● **What needs to be done**
Give the data below again exactly, and drop each picture from it.

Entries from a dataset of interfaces
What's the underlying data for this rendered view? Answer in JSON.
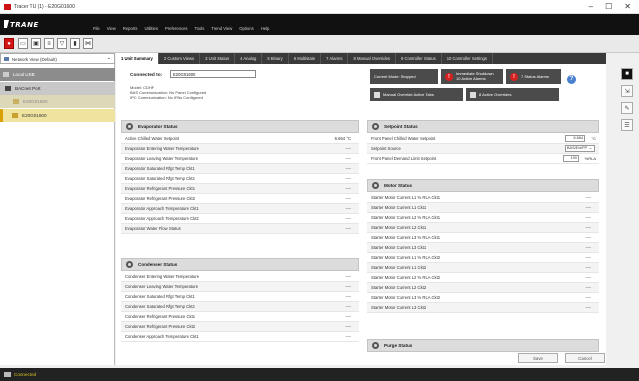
{
  "window": {
    "title": "Tracer TU (1) - E20G01600"
  },
  "brand": {
    "logo": "TRANE"
  },
  "menu": [
    "File",
    "View",
    "Reports",
    "Utilities",
    "Preferences",
    "Tools",
    "Trend View",
    "Options",
    "Help"
  ],
  "nav": {
    "view_label": "Network View (Default)",
    "items": [
      "Local USB",
      "BACnet Port",
      "E20G01600",
      "E20G01600"
    ]
  },
  "tabs": [
    "1 Unit Summary",
    "2 Custom Views",
    "3 Unit Status",
    "4 Analog",
    "5 Binary",
    "6 Multistate",
    "7 Alarms",
    "8 Manual Overrides",
    "9 Controller Status",
    "10 Controller Settings"
  ],
  "header": {
    "connected_label": "Connected to:",
    "connected_value": "E20G01600",
    "model_lines": [
      "Model:  CDHF",
      "BAS Communication:  No Panel Configured",
      "IPC Communication:  No IPAs Configured"
    ],
    "current_mode": "Current Mode: Stopped",
    "immediate_shutdown": "Immediate Shutdown\n10 Active Alarms",
    "immediate_badge": "!",
    "status_alarms": "7 Status Alarms",
    "status_badge": "!",
    "manual_override": "Manual Override Active Tabs",
    "active_overrides": "8 Active Overrides"
  },
  "evaporator": {
    "title": "Evaporator Status",
    "rows": [
      {
        "label": "Active Chilled Water Setpoint",
        "value": "6.664 °C"
      },
      {
        "label": "Evaporator Entering Water Temperature",
        "value": "----"
      },
      {
        "label": "Evaporator Leaving Water Temperature",
        "value": "----"
      },
      {
        "label": "Evaporator Saturated Rfgt Temp Ckt1",
        "value": "----"
      },
      {
        "label": "Evaporator Saturated Rfgt Temp Ckt2",
        "value": "----"
      },
      {
        "label": "Evaporator Refrigerant Pressure Ckt1",
        "value": "----"
      },
      {
        "label": "Evaporator Refrigerant Pressure Ckt2",
        "value": "----"
      },
      {
        "label": "Evaporator Approach Temperature Ckt1",
        "value": "----"
      },
      {
        "label": "Evaporator Approach Temperature Ckt2",
        "value": "----"
      },
      {
        "label": "Evaporator Water Flow Status",
        "value": "----"
      }
    ]
  },
  "condenser": {
    "title": "Condenser Status",
    "rows": [
      {
        "label": "Condenser Entering Water Temperature",
        "value": "----"
      },
      {
        "label": "Condenser Leaving Water Temperature",
        "value": "----"
      },
      {
        "label": "Condenser Saturated Rfgt Temp Ckt1",
        "value": "----"
      },
      {
        "label": "Condenser Saturated Rfgt Temp Ckt2",
        "value": "----"
      },
      {
        "label": "Condenser Refrigerant Pressure Ckt1",
        "value": "----"
      },
      {
        "label": "Condenser Refrigerant Pressure Ckt2",
        "value": "----"
      },
      {
        "label": "Condenser Approach Temperature Ckt1",
        "value": "----"
      }
    ]
  },
  "setpoint": {
    "title": "Setpoint Status",
    "rows": [
      {
        "label": "Front Panel Chilled Water Setpoint",
        "value": "6.664",
        "unit": "°C"
      },
      {
        "label": "Setpoint Source",
        "value": "BAS/Ext/FP"
      },
      {
        "label": "Front Panel Demand Limit Setpoint",
        "value": "100",
        "unit": "%RLA"
      }
    ]
  },
  "motor": {
    "title": "Motor Status",
    "rows": [
      {
        "label": "Starter Motor Current L1 % RLA Ckt1",
        "value": "----"
      },
      {
        "label": "Starter Motor Current L1 Ckt1",
        "value": "----"
      },
      {
        "label": "Starter Motor Current L2 % RLA Ckt1",
        "value": "----"
      },
      {
        "label": "Starter Motor Current L2 Ckt1",
        "value": "----"
      },
      {
        "label": "Starter Motor Current L3 % RLA Ckt1",
        "value": "----"
      },
      {
        "label": "Starter Motor Current L3 Ckt1",
        "value": "----"
      },
      {
        "label": "Starter Motor Current L1 % RLA Ckt2",
        "value": "----"
      },
      {
        "label": "Starter Motor Current L1 Ckt2",
        "value": "----"
      },
      {
        "label": "Starter Motor Current L2 % RLA Ckt2",
        "value": "----"
      },
      {
        "label": "Starter Motor Current L2 Ckt2",
        "value": "----"
      },
      {
        "label": "Starter Motor Current L3 % RLA Ckt2",
        "value": "----"
      },
      {
        "label": "Starter Motor Current L3 Ckt2",
        "value": "----"
      }
    ]
  },
  "purge": {
    "title": "Purge Status"
  },
  "footer": {
    "save": "Save",
    "cancel": "Cancel"
  },
  "status_bar": {
    "text": "Connected"
  },
  "colors": {
    "alert_red": "#d62020",
    "accent_blue": "#4a80d0",
    "status_text": "#d8c020"
  }
}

● **Answer for the task**
What's the underlying data for this rendered view? Answer in JSON.
{
  "window": {
    "title": "Tracer TU (1) - E20G01600"
  },
  "brand": {
    "logo": "TRANE"
  },
  "menu": [
    "File",
    "View",
    "Reports",
    "Utilities",
    "Preferences",
    "Tools",
    "Trend View",
    "Options",
    "Help"
  ],
  "nav": {
    "view_label": "Network View (Default)",
    "items": [
      "Local USB",
      "BACnet Port",
      "E20G01600",
      "E20G01600"
    ]
  },
  "tabs": [
    "1 Unit Summary",
    "2 Custom Views",
    "3 Unit Status",
    "4 Analog",
    "5 Binary",
    "6 Multistate",
    "7 Alarms",
    "8 Manual Overrides",
    "9 Controller Status",
    "10 Controller Settings"
  ],
  "header": {
    "connected_label": "Connected to:",
    "connected_value": "E20G01600",
    "model_lines": [
      "Model:  CDHF",
      "BAS Communication:  No Panel Configured",
      "IPC Communication:  No IPAs Configured"
    ],
    "current_mode": "Current Mode: Stopped",
    "immediate_shutdown": "Immediate Shutdown\n10 Active Alarms",
    "immediate_badge": "!",
    "status_alarms": "7 Status Alarms",
    "status_badge": "!",
    "manual_override": "Manual Override Active Tabs",
    "active_overrides": "8 Active Overrides"
  },
  "evaporator": {
    "title": "Evaporator Status",
    "rows": [
      {
        "label": "Active Chilled Water Setpoint",
        "value": "6.664 °C"
      },
      {
        "label": "Evaporator Entering Water Temperature",
        "value": "----"
      },
      {
        "label": "Evaporator Leaving Water Temperature",
        "value": "----"
      },
      {
        "label": "Evaporator Saturated Rfgt Temp Ckt1",
        "value": "----"
      },
      {
        "label": "Evaporator Saturated Rfgt Temp Ckt2",
        "value": "----"
      },
      {
        "label": "Evaporator Refrigerant Pressure Ckt1",
        "value": "----"
      },
      {
        "label": "Evaporator Refrigerant Pressure Ckt2",
        "value": "----"
      },
      {
        "label": "Evaporator Approach Temperature Ckt1",
        "value": "----"
      },
      {
        "label": "Evaporator Approach Temperature Ckt2",
        "value": "----"
      },
      {
        "label": "Evaporator Water Flow Status",
        "value": "----"
      }
    ]
  },
  "condenser": {
    "title": "Condenser Status",
    "rows": [
      {
        "label": "Condenser Entering Water Temperature",
        "value": "----"
      },
      {
        "label": "Condenser Leaving Water Temperature",
        "value": "----"
      },
      {
        "label": "Condenser Saturated Rfgt Temp Ckt1",
        "value": "----"
      },
      {
        "label": "Condenser Saturated Rfgt Temp Ckt2",
        "value": "----"
      },
      {
        "label": "Condenser Refrigerant Pressure Ckt1",
        "value": "----"
      },
      {
        "label": "Condenser Refrigerant Pressure Ckt2",
        "value": "----"
      },
      {
        "label": "Condenser Approach Temperature Ckt1",
        "value": "----"
      }
    ]
  },
  "setpoint": {
    "title": "Setpoint Status",
    "rows": [
      {
        "label": "Front Panel Chilled Water Setpoint",
        "value": "6.664",
        "unit": "°C"
      },
      {
        "label": "Setpoint Source",
        "value": "BAS/Ext/FP"
      },
      {
        "label": "Front Panel Demand Limit Setpoint",
        "value": "100",
        "unit": "%RLA"
      }
    ]
  },
  "motor": {
    "title": "Motor Status",
    "rows": [
      {
        "label": "Starter Motor Current L1 % RLA Ckt1",
        "value": "----"
      },
      {
        "label": "Starter Motor Current L1 Ckt1",
        "value": "----"
      },
      {
        "label": "Starter Motor Current L2 % RLA Ckt1",
        "value": "----"
      },
      {
        "label": "Starter Motor Current L2 Ckt1",
        "value": "----"
      },
      {
        "label": "Starter Motor Current L3 % RLA Ckt1",
        "value": "----"
      },
      {
        "label": "Starter Motor Current L3 Ckt1",
        "value": "----"
      },
      {
        "label": "Starter Motor Current L1 % RLA Ckt2",
        "value": "----"
      },
      {
        "label": "Starter Motor Current L1 Ckt2",
        "value": "----"
      },
      {
        "label": "Starter Motor Current L2 % RLA Ckt2",
        "value": "----"
      },
      {
        "label": "Starter Motor Current L2 Ckt2",
        "value": "----"
      },
      {
        "label": "Starter Motor Current L3 % RLA Ckt2",
        "value": "----"
      },
      {
        "label": "Starter Motor Current L3 Ckt2",
        "value": "----"
      }
    ]
  },
  "purge": {
    "title": "Purge Status"
  },
  "footer": {
    "save": "Save",
    "cancel": "Cancel"
  },
  "status_bar": {
    "text": "Connected"
  },
  "colors": {
    "alert_red": "#d62020",
    "accent_blue": "#4a80d0",
    "status_text": "#d8c020"
  }
}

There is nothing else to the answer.